REQUIREMENT:
Check each line of the entries below for the word "icon", then state how many lines have it and nothing more.

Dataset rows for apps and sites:
○ ○ ○ ○ ○ ○ ○
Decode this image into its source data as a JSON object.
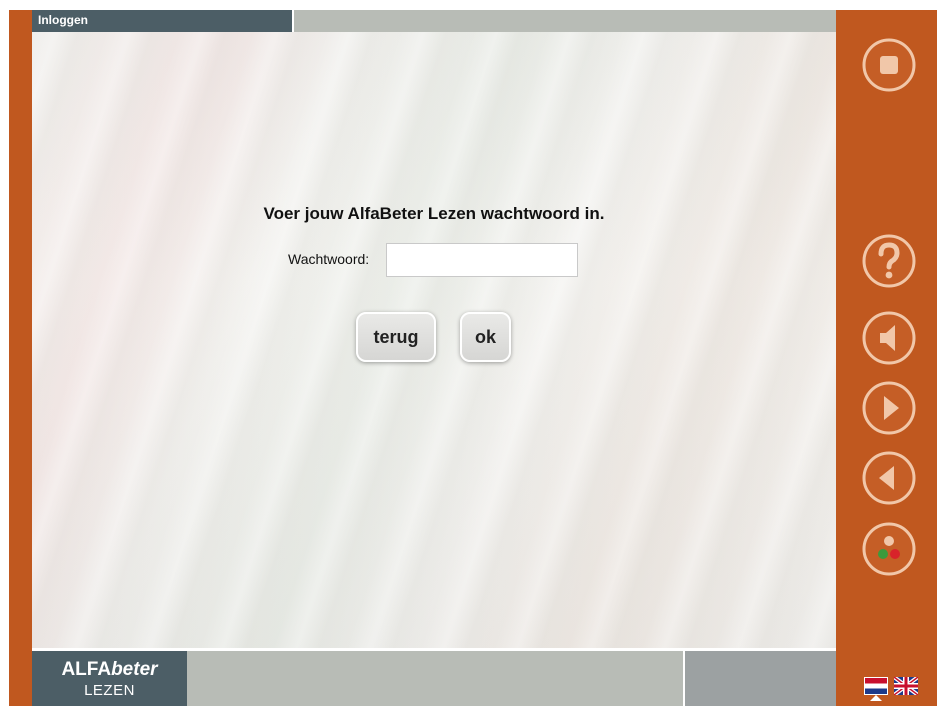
{
  "header": {
    "title": "Inloggen"
  },
  "main": {
    "prompt": "Voer jouw AlfaBeter Lezen wachtwoord in.",
    "password_label": "Wachtwoord:",
    "password_value": "",
    "buttons": {
      "back": "terug",
      "ok": "ok"
    }
  },
  "logo": {
    "line1_a": "ALFA",
    "line1_b": "beter",
    "line2": "LEZEN"
  },
  "side_controls": [
    {
      "icon": "stop-icon"
    },
    {
      "icon": "help-icon"
    },
    {
      "icon": "speaker-icon"
    },
    {
      "icon": "next-icon"
    },
    {
      "icon": "previous-icon"
    },
    {
      "icon": "status-dots-icon"
    }
  ],
  "colors": {
    "accent": "#c0581f",
    "title_bar": "#4c5e66",
    "bar_gray": "#b8bcb6",
    "footer_gray": "#9ca1a2",
    "dot_green": "#3c9a3c",
    "dot_red": "#d8232a"
  },
  "languages": [
    "nl-flag-icon",
    "uk-flag-icon"
  ]
}
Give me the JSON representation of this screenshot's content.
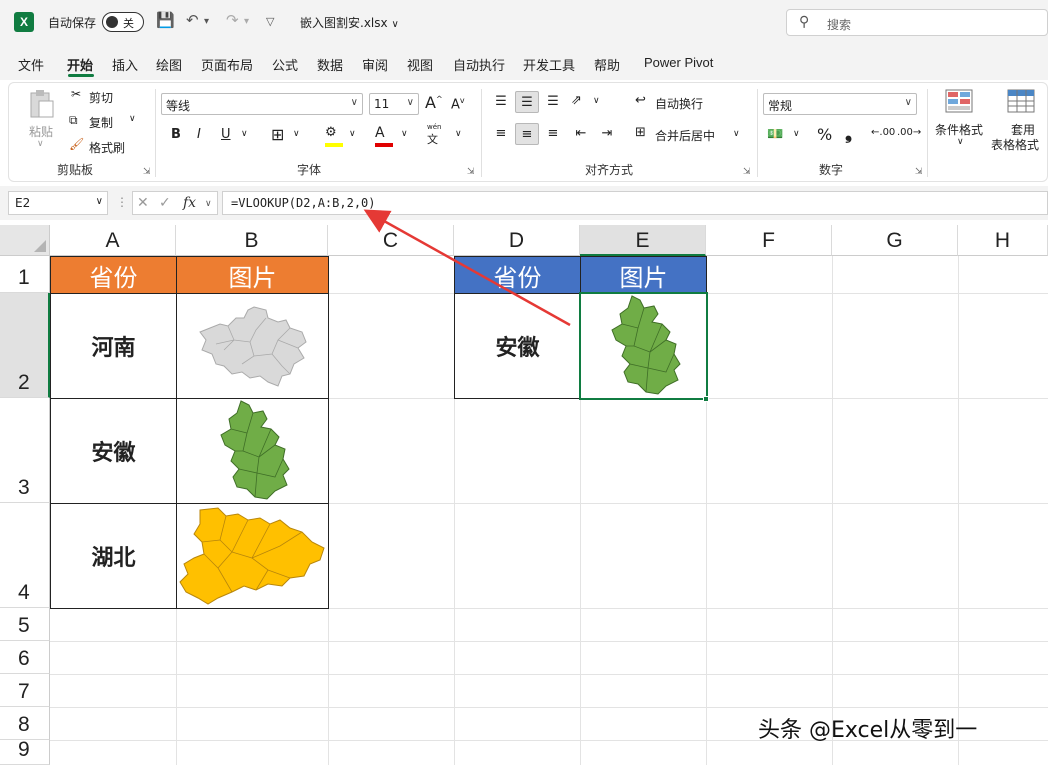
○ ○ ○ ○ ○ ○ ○
SOLVED EXERCISE:
8